Growing up in Ohio, he found a love for it while swimming in Lake Erie. He would join his brothers in the lake often, but never thought of it as something he would be able to do in a competitive setting. His lust for the sport continued as he grew older and made his way through high school and college.
It wasn’t until he took his first professional job in Cleveland that he joined a local YMCA and the U.S. Masters swim team, which held local competitions. He learned different strokes and competed with the team but put swimming to the side when he and his wife, Kathleen, began raising their children in his 30s.
About 25 years later he returned to the sport. In 2019 when he retired and moved to Ahwatukee, he took it a step further.
“I swam a lot right out of college then took that hiatus and got back into it pretty seriously,” Hammond said. “In the last 10 or 15 years, I’ve competed in state competitions, mostly in Ohio, and a couple out here in Arizona since moving out here. If you finish in the top three in your event at the state level, you can compete at the national level. I’ve been able to compete in nationals five times and the best outing I’ve had was a third-place finish in the breaststroke.”
The 64-year-old recently compete at the Huntsman World Senior Games in St. George, Utah. It was there in an official Senior Olympic setting that he shined.
Hammond won gold in the 400-meter Individual Medley for his age group. He also took first in 200-meter Butterfly. He also won silver medals in the 200 breaststroke and backstroke, and bronze in the 200 and 400 freestyle.
Hammond has competed in numerous state-level events through U.S. Masters, a swimming organization in Arizona. This was his first time competing at the Huntsman Games, where several thousand athletes competed.
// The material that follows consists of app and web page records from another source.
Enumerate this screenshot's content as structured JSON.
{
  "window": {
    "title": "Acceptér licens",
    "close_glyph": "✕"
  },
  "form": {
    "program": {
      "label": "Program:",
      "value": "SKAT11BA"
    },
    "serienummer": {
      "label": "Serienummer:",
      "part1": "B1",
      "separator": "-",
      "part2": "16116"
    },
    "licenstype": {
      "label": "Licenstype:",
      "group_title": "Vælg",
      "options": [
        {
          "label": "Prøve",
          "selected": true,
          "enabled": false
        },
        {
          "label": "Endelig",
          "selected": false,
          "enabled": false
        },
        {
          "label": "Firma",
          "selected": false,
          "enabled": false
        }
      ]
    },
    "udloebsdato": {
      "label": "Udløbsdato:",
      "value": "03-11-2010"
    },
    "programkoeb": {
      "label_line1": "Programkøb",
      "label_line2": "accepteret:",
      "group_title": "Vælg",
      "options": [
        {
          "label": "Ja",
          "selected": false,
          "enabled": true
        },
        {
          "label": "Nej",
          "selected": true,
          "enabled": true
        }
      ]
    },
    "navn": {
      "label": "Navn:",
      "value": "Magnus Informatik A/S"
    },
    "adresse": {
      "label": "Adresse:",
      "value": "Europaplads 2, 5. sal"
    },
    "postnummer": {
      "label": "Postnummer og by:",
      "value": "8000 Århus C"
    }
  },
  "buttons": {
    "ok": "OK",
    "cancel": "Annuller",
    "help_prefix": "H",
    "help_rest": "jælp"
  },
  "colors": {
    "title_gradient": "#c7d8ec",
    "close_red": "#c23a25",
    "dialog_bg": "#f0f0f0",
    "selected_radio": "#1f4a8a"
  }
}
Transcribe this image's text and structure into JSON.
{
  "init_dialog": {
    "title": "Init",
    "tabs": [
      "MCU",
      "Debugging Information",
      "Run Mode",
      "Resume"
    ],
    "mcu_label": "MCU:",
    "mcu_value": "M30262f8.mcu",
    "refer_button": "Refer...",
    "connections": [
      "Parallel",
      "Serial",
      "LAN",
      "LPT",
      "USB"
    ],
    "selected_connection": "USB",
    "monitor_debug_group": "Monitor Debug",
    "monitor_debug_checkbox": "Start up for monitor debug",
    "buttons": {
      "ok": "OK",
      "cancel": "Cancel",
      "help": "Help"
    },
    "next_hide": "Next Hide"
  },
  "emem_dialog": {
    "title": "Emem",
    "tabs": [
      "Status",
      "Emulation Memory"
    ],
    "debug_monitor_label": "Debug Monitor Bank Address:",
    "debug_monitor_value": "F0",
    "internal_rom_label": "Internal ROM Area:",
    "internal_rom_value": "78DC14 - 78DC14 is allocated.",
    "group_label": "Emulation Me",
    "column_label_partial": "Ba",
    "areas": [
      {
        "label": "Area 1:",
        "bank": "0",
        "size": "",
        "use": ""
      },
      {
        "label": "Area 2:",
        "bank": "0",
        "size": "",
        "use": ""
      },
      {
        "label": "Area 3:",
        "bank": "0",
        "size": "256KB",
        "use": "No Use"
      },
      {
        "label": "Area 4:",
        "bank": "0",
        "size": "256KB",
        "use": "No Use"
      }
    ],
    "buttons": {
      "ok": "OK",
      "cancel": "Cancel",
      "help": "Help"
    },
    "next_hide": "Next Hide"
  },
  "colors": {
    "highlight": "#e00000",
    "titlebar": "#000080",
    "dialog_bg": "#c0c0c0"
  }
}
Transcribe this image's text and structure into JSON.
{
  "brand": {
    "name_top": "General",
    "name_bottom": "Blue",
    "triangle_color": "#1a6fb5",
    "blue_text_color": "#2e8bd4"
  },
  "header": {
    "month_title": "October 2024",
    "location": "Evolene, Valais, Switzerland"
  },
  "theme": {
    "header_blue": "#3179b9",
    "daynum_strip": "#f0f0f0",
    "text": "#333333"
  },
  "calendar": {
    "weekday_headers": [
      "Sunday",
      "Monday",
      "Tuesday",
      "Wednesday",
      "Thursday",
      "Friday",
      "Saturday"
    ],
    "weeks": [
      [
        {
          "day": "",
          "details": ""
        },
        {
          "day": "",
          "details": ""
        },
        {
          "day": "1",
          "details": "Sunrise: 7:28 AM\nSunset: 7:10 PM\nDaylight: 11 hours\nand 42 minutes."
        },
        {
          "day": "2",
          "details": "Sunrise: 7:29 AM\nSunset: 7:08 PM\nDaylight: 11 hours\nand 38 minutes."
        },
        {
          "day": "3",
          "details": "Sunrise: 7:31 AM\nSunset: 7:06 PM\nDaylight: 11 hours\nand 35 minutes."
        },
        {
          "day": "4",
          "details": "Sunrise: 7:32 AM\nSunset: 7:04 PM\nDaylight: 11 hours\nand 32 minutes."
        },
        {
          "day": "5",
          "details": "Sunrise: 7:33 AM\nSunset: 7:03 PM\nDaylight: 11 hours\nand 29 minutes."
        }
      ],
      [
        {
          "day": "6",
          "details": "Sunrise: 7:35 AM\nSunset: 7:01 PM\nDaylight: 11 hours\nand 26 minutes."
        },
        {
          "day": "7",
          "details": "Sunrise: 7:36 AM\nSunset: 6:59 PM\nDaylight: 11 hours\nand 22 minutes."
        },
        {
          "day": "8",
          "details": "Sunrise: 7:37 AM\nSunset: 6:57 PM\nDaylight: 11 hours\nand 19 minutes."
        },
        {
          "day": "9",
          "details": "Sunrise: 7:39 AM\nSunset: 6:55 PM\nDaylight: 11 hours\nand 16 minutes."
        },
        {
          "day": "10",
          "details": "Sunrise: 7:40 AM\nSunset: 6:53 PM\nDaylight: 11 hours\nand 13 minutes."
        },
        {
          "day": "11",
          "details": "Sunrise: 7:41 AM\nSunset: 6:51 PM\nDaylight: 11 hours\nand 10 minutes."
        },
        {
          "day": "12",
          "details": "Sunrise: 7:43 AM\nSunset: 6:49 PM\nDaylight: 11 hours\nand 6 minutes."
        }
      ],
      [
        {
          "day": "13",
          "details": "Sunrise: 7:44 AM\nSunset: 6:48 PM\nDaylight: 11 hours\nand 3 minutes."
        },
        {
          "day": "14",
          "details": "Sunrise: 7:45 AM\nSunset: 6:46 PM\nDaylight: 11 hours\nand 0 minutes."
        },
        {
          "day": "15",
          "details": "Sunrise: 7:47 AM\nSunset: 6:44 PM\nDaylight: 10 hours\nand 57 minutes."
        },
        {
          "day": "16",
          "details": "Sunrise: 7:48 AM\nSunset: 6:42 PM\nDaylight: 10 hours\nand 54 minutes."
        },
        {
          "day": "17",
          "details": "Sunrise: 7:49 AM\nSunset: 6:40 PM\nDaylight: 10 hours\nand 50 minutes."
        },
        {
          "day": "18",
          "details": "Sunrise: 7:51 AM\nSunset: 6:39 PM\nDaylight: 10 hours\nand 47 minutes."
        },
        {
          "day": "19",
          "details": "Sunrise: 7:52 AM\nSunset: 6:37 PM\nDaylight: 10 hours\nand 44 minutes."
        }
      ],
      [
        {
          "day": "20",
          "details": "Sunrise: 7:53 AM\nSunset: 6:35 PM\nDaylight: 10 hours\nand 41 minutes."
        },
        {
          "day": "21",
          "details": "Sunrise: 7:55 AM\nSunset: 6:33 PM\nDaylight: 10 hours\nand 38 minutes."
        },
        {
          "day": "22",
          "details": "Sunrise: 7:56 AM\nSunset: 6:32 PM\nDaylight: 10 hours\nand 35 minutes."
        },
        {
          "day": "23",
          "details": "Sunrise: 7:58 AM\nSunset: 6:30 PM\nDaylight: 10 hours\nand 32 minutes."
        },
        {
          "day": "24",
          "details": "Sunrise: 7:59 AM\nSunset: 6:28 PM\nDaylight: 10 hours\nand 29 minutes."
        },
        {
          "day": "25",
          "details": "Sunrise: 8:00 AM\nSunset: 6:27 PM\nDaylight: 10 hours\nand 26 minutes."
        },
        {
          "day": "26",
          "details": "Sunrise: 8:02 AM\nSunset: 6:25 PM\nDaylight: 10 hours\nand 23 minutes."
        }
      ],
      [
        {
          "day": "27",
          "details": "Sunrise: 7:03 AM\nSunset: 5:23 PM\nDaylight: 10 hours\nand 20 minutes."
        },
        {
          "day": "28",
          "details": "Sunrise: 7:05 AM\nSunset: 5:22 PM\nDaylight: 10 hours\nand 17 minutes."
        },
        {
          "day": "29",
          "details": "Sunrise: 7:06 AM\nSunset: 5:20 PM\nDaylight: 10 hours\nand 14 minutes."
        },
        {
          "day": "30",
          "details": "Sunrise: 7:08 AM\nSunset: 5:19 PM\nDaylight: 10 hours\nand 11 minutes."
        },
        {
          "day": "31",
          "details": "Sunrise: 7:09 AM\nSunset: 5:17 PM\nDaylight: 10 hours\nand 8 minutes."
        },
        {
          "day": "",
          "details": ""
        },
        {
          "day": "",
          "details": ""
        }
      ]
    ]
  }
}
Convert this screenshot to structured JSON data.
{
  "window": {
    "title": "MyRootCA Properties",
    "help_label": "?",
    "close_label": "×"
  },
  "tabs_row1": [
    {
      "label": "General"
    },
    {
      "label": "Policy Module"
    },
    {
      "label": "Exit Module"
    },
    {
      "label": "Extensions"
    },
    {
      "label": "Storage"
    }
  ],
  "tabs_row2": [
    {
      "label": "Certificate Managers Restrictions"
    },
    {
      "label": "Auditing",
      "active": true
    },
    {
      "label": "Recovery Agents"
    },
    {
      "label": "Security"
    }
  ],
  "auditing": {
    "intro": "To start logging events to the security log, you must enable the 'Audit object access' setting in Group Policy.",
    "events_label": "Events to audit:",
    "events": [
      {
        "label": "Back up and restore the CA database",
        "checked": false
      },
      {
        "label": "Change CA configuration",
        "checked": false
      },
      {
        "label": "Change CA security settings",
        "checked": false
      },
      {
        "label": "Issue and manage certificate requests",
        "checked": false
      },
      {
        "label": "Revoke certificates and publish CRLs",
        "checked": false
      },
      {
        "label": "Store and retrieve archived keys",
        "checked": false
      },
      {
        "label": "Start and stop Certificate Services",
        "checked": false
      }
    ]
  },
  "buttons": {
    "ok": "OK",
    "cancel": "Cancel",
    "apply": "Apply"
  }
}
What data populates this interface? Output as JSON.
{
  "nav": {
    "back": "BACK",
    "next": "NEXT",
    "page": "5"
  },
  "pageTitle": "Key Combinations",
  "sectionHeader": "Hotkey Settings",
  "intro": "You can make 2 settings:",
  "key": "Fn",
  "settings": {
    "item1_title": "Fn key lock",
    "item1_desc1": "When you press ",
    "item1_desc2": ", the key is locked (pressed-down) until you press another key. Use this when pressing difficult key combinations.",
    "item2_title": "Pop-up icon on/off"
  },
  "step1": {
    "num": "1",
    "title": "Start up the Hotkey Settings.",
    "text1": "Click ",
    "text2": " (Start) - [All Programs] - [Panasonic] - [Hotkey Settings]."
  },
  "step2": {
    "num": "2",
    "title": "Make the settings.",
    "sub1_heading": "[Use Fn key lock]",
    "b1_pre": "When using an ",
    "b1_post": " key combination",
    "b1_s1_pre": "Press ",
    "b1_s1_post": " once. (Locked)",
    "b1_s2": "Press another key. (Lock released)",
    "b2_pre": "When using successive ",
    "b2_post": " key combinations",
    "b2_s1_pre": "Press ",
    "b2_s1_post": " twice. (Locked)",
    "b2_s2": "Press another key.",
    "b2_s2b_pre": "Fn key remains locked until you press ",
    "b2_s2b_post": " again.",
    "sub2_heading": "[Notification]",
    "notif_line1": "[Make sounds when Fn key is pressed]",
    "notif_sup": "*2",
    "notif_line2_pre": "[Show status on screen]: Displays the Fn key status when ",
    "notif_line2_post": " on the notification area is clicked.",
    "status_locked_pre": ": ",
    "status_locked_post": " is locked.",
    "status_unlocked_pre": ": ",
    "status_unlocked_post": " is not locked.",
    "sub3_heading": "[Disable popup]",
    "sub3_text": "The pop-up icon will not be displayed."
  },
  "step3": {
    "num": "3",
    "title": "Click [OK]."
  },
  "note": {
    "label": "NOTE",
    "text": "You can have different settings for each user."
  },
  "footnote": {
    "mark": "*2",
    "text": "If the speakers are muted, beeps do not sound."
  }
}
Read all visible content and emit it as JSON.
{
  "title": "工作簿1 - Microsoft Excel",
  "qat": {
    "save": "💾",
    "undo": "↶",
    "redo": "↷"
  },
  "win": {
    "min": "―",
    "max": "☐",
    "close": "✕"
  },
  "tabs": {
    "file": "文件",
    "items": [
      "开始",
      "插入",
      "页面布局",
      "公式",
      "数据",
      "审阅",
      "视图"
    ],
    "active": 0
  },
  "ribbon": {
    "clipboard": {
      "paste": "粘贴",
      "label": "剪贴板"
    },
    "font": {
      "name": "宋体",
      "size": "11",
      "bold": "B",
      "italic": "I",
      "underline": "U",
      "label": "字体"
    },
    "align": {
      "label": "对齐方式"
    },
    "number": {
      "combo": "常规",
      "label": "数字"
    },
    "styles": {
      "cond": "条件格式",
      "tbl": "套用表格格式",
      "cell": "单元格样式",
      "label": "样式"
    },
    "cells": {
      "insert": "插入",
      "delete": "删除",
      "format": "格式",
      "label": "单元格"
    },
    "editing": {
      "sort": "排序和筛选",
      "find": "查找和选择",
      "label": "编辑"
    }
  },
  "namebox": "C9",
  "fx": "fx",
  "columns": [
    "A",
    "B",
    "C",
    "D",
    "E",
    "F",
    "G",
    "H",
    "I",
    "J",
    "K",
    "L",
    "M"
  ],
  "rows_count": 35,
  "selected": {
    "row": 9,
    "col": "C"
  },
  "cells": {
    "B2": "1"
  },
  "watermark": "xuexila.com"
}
What makes Hammond’s accomplishments in the pool special is how he was able to do it. He didn’t start swimming competitively until he was already in his 30s. Most swimmers at that caliber start from a young age on a competitive club team.
He credited his ability to be active and successful to his training regimens at the local Ahwatukee YMCA and Unify, a local destination that focuses on whole-body strength, conditioning and balance. Both Hammond and Kathleen, who is an avid hiker, workout at Unify.
Hammond said he also believes switching to a Whole Foods plant-based diet has helped him recover at a faster rate than before. When the two retired in Ahwatukee in 2019, they began their new lifestyle and have reaped the benefits since.
“We don’t eat any processed foods,” Hammond said. “Our health has improved, my ability to recover is so much faster now than I would say in the last 15 years. It’s really contributed to helping me push harder every day.”
While Kathleen doesn’t swim Hammond said she is his biggest supporter. There isn’t a day that goes by she isn’t training by his side or at the YMCA with him working out herself. They are their biggest motivators in everything they do, and he said he appreciates her for that.
Hammond’s success is something he never imagined would happen when he began swimming competitively. But he also never imagined he would end up being a part-time model on the side. That started when Kathleen had him fill out a casting form at Chandler Fashion Center when the two first moved to the Valley.
He’s now had over two dozen modeling gigs.
“Once I got into this, I really liked it,” Hammond said. “It’s a fun retirement career where if they want me then I get it and if I don’t want it then I pass on it.”
Hammond now has his sights set on competing at nationals next year in Florida. Like he has all of the other competitions, he plans to tackle it headfirst and compete to the best of his ability.
“I can’t put into words how blessed I think I’ve been,” Hammond said. “The time I’ve put in and the medals I’ve won, it makes it all worthwhile. Those competitions are the next challenge that keeps me in the pool.
“Competitions are what motivates me.”